Interface dataset entries =>
-.-.-
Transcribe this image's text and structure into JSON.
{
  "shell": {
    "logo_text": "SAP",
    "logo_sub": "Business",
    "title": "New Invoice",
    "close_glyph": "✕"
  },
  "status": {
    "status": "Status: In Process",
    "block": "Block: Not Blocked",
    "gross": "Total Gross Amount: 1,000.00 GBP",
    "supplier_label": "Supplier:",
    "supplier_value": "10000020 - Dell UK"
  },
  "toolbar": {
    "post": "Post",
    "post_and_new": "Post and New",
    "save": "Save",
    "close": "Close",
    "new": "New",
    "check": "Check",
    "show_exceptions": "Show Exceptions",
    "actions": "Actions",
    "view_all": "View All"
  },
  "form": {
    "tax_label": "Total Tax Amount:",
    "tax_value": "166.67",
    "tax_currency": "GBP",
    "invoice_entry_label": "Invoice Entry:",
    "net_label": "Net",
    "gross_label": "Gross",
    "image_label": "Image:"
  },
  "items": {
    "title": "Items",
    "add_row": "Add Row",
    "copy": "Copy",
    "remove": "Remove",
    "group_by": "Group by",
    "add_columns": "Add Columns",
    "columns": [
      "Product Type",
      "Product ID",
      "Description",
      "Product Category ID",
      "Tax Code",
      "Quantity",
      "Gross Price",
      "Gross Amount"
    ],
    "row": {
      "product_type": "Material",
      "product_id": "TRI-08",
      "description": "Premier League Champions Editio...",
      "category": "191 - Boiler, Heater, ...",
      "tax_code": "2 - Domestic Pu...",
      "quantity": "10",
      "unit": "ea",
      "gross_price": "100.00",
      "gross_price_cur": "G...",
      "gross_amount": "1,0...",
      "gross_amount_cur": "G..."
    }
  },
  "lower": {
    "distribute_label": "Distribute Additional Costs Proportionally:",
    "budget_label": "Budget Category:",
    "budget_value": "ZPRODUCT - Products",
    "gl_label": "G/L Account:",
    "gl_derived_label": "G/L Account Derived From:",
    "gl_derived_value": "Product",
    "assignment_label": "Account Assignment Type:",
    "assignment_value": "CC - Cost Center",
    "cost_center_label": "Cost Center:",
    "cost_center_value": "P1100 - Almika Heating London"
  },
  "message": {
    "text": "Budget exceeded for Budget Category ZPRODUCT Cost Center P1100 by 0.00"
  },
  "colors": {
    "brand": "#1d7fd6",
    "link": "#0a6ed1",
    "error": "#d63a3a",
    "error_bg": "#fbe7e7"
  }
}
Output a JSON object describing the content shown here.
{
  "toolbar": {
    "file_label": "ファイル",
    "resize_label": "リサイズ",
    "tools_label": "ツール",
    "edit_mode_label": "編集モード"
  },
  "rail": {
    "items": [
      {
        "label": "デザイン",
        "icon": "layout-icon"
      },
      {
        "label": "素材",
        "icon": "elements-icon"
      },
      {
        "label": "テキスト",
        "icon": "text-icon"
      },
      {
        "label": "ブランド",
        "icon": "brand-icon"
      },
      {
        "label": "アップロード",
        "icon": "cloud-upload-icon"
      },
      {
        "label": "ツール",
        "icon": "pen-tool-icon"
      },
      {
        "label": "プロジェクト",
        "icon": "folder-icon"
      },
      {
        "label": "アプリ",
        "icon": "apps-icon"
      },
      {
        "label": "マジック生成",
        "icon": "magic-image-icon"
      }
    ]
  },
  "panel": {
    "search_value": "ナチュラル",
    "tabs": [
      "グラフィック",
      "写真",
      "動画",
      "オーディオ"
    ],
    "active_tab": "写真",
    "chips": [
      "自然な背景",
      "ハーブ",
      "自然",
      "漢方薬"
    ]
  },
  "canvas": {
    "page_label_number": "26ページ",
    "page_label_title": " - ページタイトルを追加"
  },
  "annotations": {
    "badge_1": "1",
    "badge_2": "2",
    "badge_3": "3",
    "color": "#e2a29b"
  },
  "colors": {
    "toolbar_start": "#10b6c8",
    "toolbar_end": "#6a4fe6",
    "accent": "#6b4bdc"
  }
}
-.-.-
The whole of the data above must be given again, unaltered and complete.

Completed exercise =>
Transcribe this image's text and structure into JSON.
{
  "shell": {
    "logo_text": "SAP",
    "logo_sub": "Business",
    "title": "New Invoice",
    "close_glyph": "✕"
  },
  "status": {
    "status": "Status: In Process",
    "block": "Block: Not Blocked",
    "gross": "Total Gross Amount: 1,000.00 GBP",
    "supplier_label": "Supplier:",
    "supplier_value": "10000020 - Dell UK"
  },
  "toolbar": {
    "post": "Post",
    "post_and_new": "Post and New",
    "save": "Save",
    "close": "Close",
    "new": "New",
    "check": "Check",
    "show_exceptions": "Show Exceptions",
    "actions": "Actions",
    "view_all": "View All"
  },
  "form": {
    "tax_label": "Total Tax Amount:",
    "tax_value": "166.67",
    "tax_currency": "GBP",
    "invoice_entry_label": "Invoice Entry:",
    "net_label": "Net",
    "gross_label": "Gross",
    "image_label": "Image:"
  },
  "items": {
    "title": "Items",
    "add_row": "Add Row",
    "copy": "Copy",
    "remove": "Remove",
    "group_by": "Group by",
    "add_columns": "Add Columns",
    "columns": [
      "Product Type",
      "Product ID",
      "Description",
      "Product Category ID",
      "Tax Code",
      "Quantity",
      "Gross Price",
      "Gross Amount"
    ],
    "row": {
      "product_type": "Material",
      "product_id": "TRI-08",
      "description": "Premier League Champions Editio...",
      "category": "191 - Boiler, Heater, ...",
      "tax_code": "2 - Domestic Pu...",
      "quantity": "10",
      "unit": "ea",
      "gross_price": "100.00",
      "gross_price_cur": "G...",
      "gross_amount": "1,0...",
      "gross_amount_cur": "G..."
    }
  },
  "lower": {
    "distribute_label": "Distribute Additional Costs Proportionally:",
    "budget_label": "Budget Category:",
    "budget_value": "ZPRODUCT - Products",
    "gl_label": "G/L Account:",
    "gl_derived_label": "G/L Account Derived From:",
    "gl_derived_value": "Product",
    "assignment_label": "Account Assignment Type:",
    "assignment_value": "CC - Cost Center",
    "cost_center_label": "Cost Center:",
    "cost_center_value": "P1100 - Almika Heating London"
  },
  "message": {
    "text": "Budget exceeded for Budget Category ZPRODUCT Cost Center P1100 by 0.00"
  },
  "colors": {
    "brand": "#1d7fd6",
    "link": "#0a6ed1",
    "error": "#d63a3a",
    "error_bg": "#fbe7e7"
  }
}
Output a JSON object describing the content shown here.
{
  "toolbar": {
    "file_label": "ファイル",
    "resize_label": "リサイズ",
    "tools_label": "ツール",
    "edit_mode_label": "編集モード"
  },
  "rail": {
    "items": [
      {
        "label": "デザイン",
        "icon": "layout-icon"
      },
      {
        "label": "素材",
        "icon": "elements-icon"
      },
      {
        "label": "テキスト",
        "icon": "text-icon"
      },
      {
        "label": "ブランド",
        "icon": "brand-icon"
      },
      {
        "label": "アップロード",
        "icon": "cloud-upload-icon"
      },
      {
        "label": "ツール",
        "icon": "pen-tool-icon"
      },
      {
        "label": "プロジェクト",
        "icon": "folder-icon"
      },
      {
        "label": "アプリ",
        "icon": "apps-icon"
      },
      {
        "label": "マジック生成",
        "icon": "magic-image-icon"
      }
    ]
  },
  "panel": {
    "search_value": "ナチュラル",
    "tabs": [
      "グラフィック",
      "写真",
      "動画",
      "オーディオ"
    ],
    "active_tab": "写真",
    "chips": [
      "自然な背景",
      "ハーブ",
      "自然",
      "漢方薬"
    ]
  },
  "canvas": {
    "page_label_number": "26ページ",
    "page_label_title": " - ページタイトルを追加"
  },
  "annotations": {
    "badge_1": "1",
    "badge_2": "2",
    "badge_3": "3",
    "color": "#e2a29b"
  },
  "colors": {
    "toolbar_start": "#10b6c8",
    "toolbar_end": "#6a4fe6",
    "accent": "#6b4bdc"
  }
}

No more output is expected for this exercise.